Just a thought also, it was the battle of Mons Grapius, where supposedly 30,000 Caledonians against some 17,000 to 30,000 Roman soldiers fought. It was recorded that the Calendonians (PICTS) suffered a great loss? A tremendous defeat?  An estimated 10,000 Picts lay dead upon the battle field, as the remianing 20,000 ran for thier lives, all at the hands of just 360 auxiliary troops, for the rest of the legions were not even engaged in the battle?

Hhmmmmm, can we believe such a report? And where were the weapons of mass destruction? hehehehehe! No i think this is wishful thinking on behalf of a senator and a Roman society moving towards Empirical status, just propaganda!

Following this final battle, it was proclaimed that Agricola had finally subdued all the tribes of Britain and the constructing of we have the building of the Antonine Wall in 142Ad and some 20 years later in 122Ad .C  the Hadrian Wall as the lines of the Roman frontier withdrew from a tenacious enemy and hardly defeated or broken people.

And if such a solid and no doubt pyschological defeat took place at Mons Grapius, why build a wall in the first place? Why aren’t these walls littering the whole British isles?

I think Rome needed to hear a good report, just as thier leaders good not hear report of thier own legions defeat!

The wall was not a reminder of a defeated people, but of an outpost that the Rome could not take and a people they could not colonise!

Galgacus’ speech maybe fantasy and lends itself to the creation of a noble savage and the reluctant surrender of a people; for the roman elite to imagine over. But, the words in context of a writer torn between two realities rings true all the same!
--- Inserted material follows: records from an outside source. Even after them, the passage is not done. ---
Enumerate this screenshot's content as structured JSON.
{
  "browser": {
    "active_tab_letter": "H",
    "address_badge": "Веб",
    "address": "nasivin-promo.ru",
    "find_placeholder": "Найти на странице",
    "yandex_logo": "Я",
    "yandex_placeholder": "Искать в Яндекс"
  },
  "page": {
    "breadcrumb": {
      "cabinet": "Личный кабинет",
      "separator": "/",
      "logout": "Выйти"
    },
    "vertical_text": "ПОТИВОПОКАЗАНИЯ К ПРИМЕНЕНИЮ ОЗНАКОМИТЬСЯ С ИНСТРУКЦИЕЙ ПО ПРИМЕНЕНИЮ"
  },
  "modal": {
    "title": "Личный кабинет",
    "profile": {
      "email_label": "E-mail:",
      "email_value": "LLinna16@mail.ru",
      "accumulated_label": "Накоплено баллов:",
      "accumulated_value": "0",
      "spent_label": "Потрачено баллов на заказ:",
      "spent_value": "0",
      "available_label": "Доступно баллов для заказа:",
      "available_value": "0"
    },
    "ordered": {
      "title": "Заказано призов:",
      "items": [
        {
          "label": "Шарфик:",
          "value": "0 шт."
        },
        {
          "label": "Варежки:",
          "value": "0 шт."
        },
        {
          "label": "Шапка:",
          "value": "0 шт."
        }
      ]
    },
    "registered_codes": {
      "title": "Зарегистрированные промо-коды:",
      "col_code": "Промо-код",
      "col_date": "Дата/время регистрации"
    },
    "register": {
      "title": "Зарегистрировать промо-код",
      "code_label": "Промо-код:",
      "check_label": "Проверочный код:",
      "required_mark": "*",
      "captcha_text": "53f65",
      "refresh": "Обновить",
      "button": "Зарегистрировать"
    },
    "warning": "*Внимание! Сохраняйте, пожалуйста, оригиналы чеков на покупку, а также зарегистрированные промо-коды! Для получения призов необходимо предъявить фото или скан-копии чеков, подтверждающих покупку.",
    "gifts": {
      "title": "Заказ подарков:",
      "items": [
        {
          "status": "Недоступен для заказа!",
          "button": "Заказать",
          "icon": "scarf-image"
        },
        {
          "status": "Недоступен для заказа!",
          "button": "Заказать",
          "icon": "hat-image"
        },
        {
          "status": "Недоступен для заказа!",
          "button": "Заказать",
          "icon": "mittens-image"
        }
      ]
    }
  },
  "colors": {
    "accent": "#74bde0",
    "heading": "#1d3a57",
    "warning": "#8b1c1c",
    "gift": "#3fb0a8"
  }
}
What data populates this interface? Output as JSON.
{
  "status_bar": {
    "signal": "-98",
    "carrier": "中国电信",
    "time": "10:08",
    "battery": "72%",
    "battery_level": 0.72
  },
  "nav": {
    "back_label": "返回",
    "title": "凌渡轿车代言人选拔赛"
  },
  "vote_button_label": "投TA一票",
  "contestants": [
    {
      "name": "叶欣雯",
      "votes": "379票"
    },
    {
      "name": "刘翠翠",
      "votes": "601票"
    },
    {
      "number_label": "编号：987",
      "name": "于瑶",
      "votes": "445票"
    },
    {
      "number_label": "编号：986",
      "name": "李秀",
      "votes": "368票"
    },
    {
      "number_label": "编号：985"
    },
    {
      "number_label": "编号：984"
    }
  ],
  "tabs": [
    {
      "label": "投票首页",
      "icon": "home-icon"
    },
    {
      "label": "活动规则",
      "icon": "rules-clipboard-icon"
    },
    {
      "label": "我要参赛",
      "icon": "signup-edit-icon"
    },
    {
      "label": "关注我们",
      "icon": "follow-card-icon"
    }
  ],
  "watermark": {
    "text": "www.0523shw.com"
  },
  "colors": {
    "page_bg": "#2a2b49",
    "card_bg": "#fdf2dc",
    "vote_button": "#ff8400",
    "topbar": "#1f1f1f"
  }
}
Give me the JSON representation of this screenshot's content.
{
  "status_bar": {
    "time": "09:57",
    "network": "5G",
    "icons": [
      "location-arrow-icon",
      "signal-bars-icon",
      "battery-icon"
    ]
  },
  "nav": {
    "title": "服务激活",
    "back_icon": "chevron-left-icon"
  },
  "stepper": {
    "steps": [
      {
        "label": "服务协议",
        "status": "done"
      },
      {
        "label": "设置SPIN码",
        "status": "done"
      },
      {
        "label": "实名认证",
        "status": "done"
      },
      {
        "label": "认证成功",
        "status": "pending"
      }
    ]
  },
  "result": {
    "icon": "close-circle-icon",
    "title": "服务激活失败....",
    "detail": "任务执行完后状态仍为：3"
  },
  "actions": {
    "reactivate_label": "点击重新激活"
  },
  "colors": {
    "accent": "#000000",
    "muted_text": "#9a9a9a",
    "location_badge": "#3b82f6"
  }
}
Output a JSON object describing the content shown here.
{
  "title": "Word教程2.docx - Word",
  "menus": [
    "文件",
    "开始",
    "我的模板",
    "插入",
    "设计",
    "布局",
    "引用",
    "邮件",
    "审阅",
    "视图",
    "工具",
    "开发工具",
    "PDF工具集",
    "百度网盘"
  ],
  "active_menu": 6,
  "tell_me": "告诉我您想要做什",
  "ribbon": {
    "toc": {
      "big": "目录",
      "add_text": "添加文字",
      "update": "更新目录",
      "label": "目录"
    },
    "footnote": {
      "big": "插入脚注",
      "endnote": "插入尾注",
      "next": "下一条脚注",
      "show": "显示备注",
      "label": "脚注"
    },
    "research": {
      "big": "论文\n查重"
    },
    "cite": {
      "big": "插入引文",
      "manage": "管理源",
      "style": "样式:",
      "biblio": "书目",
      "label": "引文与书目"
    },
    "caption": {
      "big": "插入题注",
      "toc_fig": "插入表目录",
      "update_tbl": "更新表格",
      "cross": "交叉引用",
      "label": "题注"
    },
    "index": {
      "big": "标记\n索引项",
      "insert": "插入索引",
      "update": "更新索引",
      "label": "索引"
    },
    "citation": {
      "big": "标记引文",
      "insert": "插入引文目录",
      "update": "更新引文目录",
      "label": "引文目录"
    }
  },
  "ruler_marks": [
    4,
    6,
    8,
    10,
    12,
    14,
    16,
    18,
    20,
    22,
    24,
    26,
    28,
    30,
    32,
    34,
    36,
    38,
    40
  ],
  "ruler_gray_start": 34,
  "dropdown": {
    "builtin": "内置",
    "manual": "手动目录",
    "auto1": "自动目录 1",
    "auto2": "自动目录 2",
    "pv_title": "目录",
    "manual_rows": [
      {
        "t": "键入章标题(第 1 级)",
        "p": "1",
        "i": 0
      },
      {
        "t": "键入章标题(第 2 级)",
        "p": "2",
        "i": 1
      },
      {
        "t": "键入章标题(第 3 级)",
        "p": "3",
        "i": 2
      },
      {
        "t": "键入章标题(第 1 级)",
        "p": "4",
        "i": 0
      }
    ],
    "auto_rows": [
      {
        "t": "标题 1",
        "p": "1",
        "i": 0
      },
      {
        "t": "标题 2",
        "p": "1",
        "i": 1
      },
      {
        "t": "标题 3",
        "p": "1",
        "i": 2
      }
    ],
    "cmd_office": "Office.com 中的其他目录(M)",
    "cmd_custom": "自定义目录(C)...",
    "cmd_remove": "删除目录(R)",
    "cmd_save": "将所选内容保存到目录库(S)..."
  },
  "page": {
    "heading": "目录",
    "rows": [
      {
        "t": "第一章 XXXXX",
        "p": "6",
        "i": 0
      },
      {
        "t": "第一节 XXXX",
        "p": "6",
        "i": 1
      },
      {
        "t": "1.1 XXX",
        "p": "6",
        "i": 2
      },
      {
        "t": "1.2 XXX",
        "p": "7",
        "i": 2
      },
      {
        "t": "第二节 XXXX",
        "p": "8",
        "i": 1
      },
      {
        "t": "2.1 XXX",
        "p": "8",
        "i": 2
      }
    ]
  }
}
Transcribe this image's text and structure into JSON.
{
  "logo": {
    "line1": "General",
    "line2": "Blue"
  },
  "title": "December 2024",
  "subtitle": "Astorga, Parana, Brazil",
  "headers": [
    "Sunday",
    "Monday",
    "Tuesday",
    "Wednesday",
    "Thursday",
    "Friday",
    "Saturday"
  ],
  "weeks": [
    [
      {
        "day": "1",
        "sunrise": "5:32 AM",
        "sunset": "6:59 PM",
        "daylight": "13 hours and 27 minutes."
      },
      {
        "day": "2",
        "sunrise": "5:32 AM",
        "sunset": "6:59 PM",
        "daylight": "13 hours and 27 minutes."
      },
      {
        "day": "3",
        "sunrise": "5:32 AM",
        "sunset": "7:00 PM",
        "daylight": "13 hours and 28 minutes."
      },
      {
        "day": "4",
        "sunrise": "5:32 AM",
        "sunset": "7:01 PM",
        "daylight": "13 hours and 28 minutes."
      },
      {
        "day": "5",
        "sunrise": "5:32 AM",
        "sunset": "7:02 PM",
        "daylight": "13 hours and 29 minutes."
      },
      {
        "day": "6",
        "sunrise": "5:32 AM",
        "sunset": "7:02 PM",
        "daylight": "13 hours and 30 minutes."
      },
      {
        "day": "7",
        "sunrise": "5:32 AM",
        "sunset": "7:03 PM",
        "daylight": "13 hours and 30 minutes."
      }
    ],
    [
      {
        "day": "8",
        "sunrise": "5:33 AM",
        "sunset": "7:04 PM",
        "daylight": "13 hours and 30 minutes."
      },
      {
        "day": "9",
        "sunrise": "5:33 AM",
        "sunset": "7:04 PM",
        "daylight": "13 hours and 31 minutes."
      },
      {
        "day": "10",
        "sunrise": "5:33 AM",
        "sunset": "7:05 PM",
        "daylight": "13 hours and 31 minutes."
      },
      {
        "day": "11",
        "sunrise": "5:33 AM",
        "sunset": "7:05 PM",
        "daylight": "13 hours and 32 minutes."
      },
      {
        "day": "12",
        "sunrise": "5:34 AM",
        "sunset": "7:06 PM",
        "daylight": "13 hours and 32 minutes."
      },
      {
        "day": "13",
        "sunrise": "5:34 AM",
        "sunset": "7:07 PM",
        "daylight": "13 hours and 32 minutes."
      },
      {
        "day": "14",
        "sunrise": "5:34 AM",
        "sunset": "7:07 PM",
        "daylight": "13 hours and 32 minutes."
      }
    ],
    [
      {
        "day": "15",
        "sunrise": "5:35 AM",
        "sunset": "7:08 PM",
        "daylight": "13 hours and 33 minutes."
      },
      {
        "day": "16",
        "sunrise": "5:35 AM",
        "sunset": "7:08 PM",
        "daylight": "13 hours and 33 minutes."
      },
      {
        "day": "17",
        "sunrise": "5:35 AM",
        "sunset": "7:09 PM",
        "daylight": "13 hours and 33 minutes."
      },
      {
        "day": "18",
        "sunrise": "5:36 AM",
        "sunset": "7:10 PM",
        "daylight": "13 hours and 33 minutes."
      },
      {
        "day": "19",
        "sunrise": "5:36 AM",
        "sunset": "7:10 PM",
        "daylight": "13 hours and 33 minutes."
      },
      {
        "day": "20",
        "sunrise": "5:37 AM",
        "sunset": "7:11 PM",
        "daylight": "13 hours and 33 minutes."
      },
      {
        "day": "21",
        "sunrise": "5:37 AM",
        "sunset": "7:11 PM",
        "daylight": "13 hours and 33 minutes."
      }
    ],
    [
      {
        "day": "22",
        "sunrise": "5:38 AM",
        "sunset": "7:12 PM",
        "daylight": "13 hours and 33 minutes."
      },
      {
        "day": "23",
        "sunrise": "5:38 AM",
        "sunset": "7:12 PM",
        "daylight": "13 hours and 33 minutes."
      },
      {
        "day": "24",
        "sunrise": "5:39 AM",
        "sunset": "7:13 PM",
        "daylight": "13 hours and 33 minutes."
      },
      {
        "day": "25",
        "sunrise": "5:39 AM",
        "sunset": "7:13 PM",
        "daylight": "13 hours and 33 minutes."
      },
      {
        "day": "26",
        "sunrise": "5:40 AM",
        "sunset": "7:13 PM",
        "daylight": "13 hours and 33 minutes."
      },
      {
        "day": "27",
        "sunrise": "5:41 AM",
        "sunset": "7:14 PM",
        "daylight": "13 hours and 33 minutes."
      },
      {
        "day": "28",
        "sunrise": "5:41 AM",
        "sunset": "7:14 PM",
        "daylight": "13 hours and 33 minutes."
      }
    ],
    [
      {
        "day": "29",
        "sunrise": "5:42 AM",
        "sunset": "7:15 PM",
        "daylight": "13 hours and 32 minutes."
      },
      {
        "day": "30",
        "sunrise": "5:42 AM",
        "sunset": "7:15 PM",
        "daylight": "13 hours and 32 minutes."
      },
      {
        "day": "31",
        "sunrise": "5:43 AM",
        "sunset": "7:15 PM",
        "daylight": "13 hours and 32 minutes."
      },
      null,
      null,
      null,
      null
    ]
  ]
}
Whenever I consider the origin of this war and the necessities of our position, I have a sure confidence that this day, and this union of yours, will be the beginning of freedom to the whole of Britain. To all of us slavery is a thing unknown; there are no lands beyond us, and even the sea is not safe, menaced as we are by a Roman fleet. And thus in war and battle, in which the brave find glory, even the coward will find safety. Former contests, in which, with varying fortune, the Romans were resisted, still left in us a last hope of succour, inasmuch as being the most renowned nation of Britain, dwelling in the very heart of the country, and out of sight of the shores of the conquered, we could keep even our eyes unpolluted by the contagion of slavery. To us who dwell on the uttermost confines of the earth and of freedom, this remote sanctuary of Britain’s glory has up to this time been a defence. Now, however, the furthest limits of Britain are thrown open, and the unknown always passes for the marvellous. But there are no tribes beyond us, nothing indeed but waves and rocks, and the yet more terrible Romans, from whose oppression escape is vainly sought by obedience and submission. Robbers of the world, having by their universal plunder exhausted the land, they rifle the deep. If the enemy be rich, they are rapacious; if he be poor, they lust for dominion; neither the east nor the west has been able to satisfy them. Alone among men they covet with equal eagerness poverty and riches. To robbery, slaughter, plunder, they give the lying name of empire; they make a solitude and call it peace.[1]

Perhaps this is but the mixed conscience of Tacitus writing in a manner that would both offend and slightly please Roman sensibilities; if it indeed blatantly came from one of romes own?

*And you will notice for the sensitive nature of many women folk, an elaborately woven lap lap covers scotlands greatest weapon…………. for……. “Here’s tae us, Wha’s like us, Damn few.  And they’re a’ deid, Mair’s the pity!

( I have taken a fair share of whats written here from WIKIPEDIA. Save me going through books for a wee’ blog entry!)


Leave a comment

Filed under Art, History

Leave a Reply

Fill in your details below or click an icon to log in: Logo

You are commenting using your account. Log Out /  Change )

Google+ photo

You are commenting using your Google+ account. Log Out /  Change )

Twitter picture

You are commenting using your Twitter account. Log Out /  Change )

Facebook photo

You are commenting using your Facebook account. Log Out /  Change )


Connecting to %s